**MATERIAL FOR THIS EXERCISE**
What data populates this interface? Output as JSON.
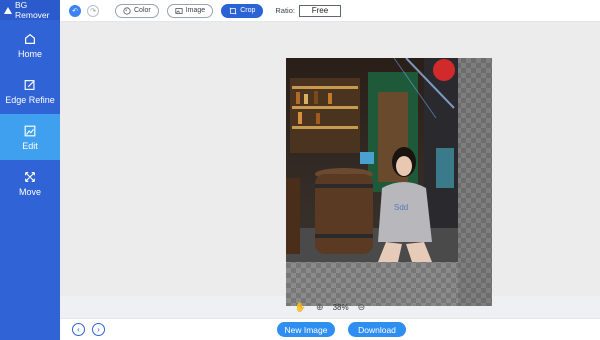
{
  "app": {
    "title": "BG Remover"
  },
  "sidebar": {
    "items": [
      {
        "label": "Home",
        "icon": "home-icon"
      },
      {
        "label": "Edge Refine",
        "icon": "edit-box-icon"
      },
      {
        "label": "Edit",
        "icon": "crop-edit-icon",
        "active": true
      },
      {
        "label": "Move",
        "icon": "move-arrows-icon"
      }
    ]
  },
  "toolbar": {
    "undo_icon": "undo-icon",
    "redo_icon": "redo-icon",
    "color_label": "Color",
    "image_label": "Image",
    "crop_label": "Crop",
    "ratio_label": "Ratio:",
    "ratio_value": "Free"
  },
  "zoom": {
    "level": "38%"
  },
  "actions": {
    "new_image": "New Image",
    "download": "Download"
  },
  "colors": {
    "sidebar": "#2f63d6",
    "active": "#3fa0f0",
    "button": "#2f8ff0"
  }
}
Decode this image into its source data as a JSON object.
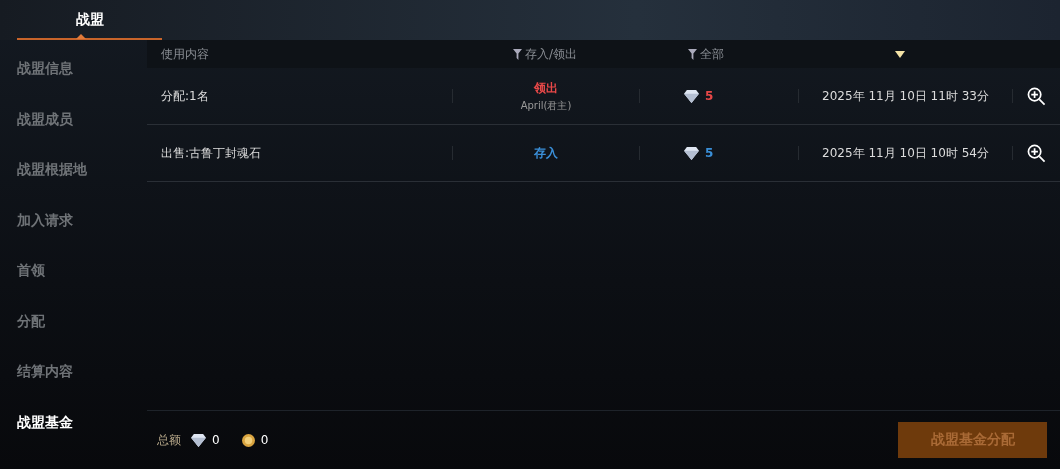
{
  "top_tabs": [
    {
      "label": "战盟",
      "selected": true
    }
  ],
  "sidebar": {
    "items": [
      {
        "label": "战盟信息",
        "selected": false
      },
      {
        "label": "战盟成员",
        "selected": false
      },
      {
        "label": "战盟根据地",
        "selected": false
      },
      {
        "label": "加入请求",
        "selected": false
      },
      {
        "label": "首领",
        "selected": false
      },
      {
        "label": "分配",
        "selected": false
      },
      {
        "label": "结算内容",
        "selected": false
      },
      {
        "label": "战盟基金",
        "selected": true
      }
    ]
  },
  "table": {
    "columns": [
      {
        "label": "使用内容",
        "filter": false
      },
      {
        "label": "存入/领出",
        "filter": true
      },
      {
        "label": "全部",
        "filter": true
      }
    ],
    "rows": [
      {
        "content": "分配:1名",
        "kind": "withdraw",
        "type": "领出",
        "by": "April(君主)",
        "amount": "5",
        "time": "2025年 11月 10日 11时 33分"
      },
      {
        "content": "出售:古鲁丁封魂石",
        "kind": "deposit",
        "type": "存入",
        "amount": "5",
        "time": "2025年 11月 10日 10时 54分"
      }
    ]
  },
  "footer": {
    "label": "总额",
    "diamonds": "0",
    "coins": "0",
    "button": {
      "label": "战盟基金分配",
      "disabled": true
    }
  }
}
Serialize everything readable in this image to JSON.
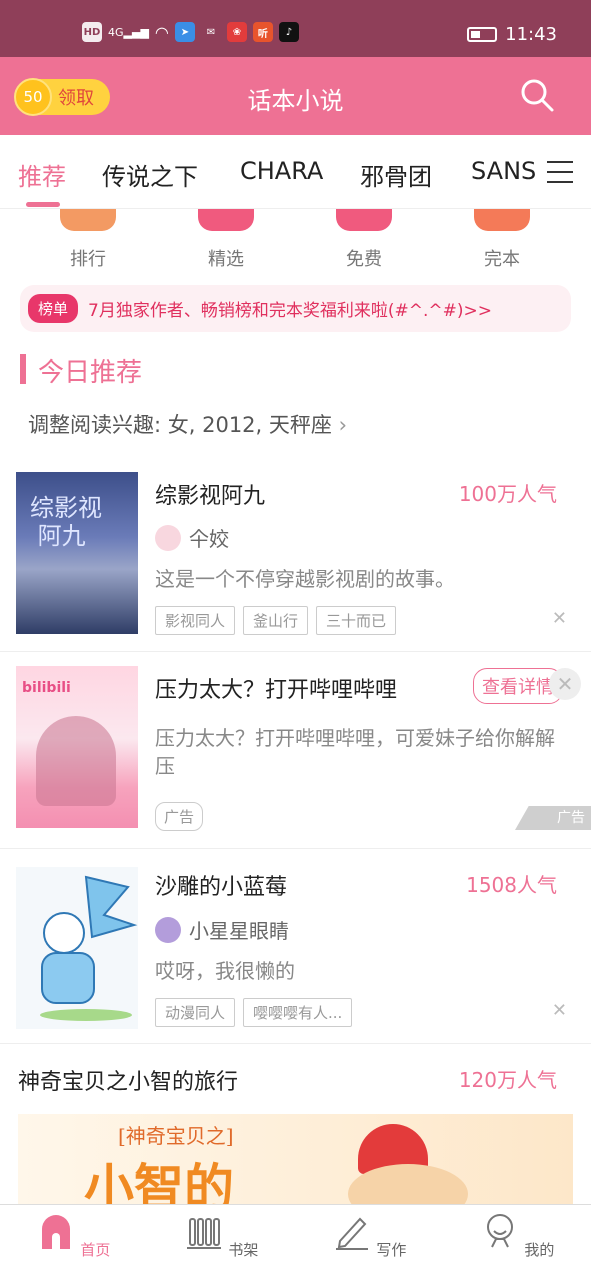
{
  "status_bar": {
    "left_icons": [
      "HD",
      "4G",
      "wifi-icon",
      "app-icons"
    ],
    "time": "11:43"
  },
  "header": {
    "coin_value": "50",
    "coin_label": "领取",
    "title": "话本小说"
  },
  "tabs": [
    {
      "label": "推荐",
      "active": true
    },
    {
      "label": "传说之下"
    },
    {
      "label": "CHARA"
    },
    {
      "label": "邪骨团"
    },
    {
      "label": "SANS"
    }
  ],
  "categories": [
    {
      "label": "排行",
      "color": "#f39a63"
    },
    {
      "label": "精选",
      "color": "#f05a7e"
    },
    {
      "label": "免费",
      "color": "#f05a7e"
    },
    {
      "label": "完本",
      "color": "#f47a58"
    }
  ],
  "notice": {
    "tag": "榜单",
    "text": "7月独家作者、畅销榜和完本奖福利来啦(#^.^#)>>"
  },
  "section": {
    "title": "今日推荐",
    "interest": "调整阅读兴趣: 女, 2012, 天秤座"
  },
  "books": [
    {
      "title": "综影视阿九",
      "popularity": "100万人气",
      "author": "仐姣",
      "desc": "这是一个不停穿越影视剧的故事。",
      "tags": [
        "影视同人",
        "釜山行",
        "三十而已"
      ]
    },
    {
      "title": "沙雕的小蓝莓",
      "popularity": "1508人气",
      "author": "小星星眼睛",
      "desc": "哎呀，我很懒的",
      "tags": [
        "动漫同人",
        "嘤嘤嘤有人..."
      ]
    },
    {
      "title": "神奇宝贝之小智的旅行",
      "popularity": "120万人气"
    }
  ],
  "ad": {
    "title": "压力太大？打开哔哩哔哩",
    "button": "查看详情",
    "desc": "压力太大？打开哔哩哔哩，可爱妹子给你解解压",
    "label": "广告",
    "corner": "广告"
  },
  "bottom_nav": [
    {
      "label": "首页",
      "active": true,
      "icon": "home-icon"
    },
    {
      "label": "书架",
      "icon": "bookshelf-icon"
    },
    {
      "label": "写作",
      "icon": "pen-icon"
    },
    {
      "label": "我的",
      "icon": "profile-icon"
    }
  ],
  "colors": {
    "brand": "#ee7194",
    "status_bar": "#8f3f59"
  }
}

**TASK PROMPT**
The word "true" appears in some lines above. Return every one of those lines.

**TASK RESULT**
        "active": true
      "selected": true
        "selected": true
        "filter": true
        "filter": true
      "disabled": true
      "active": true
      "active": true,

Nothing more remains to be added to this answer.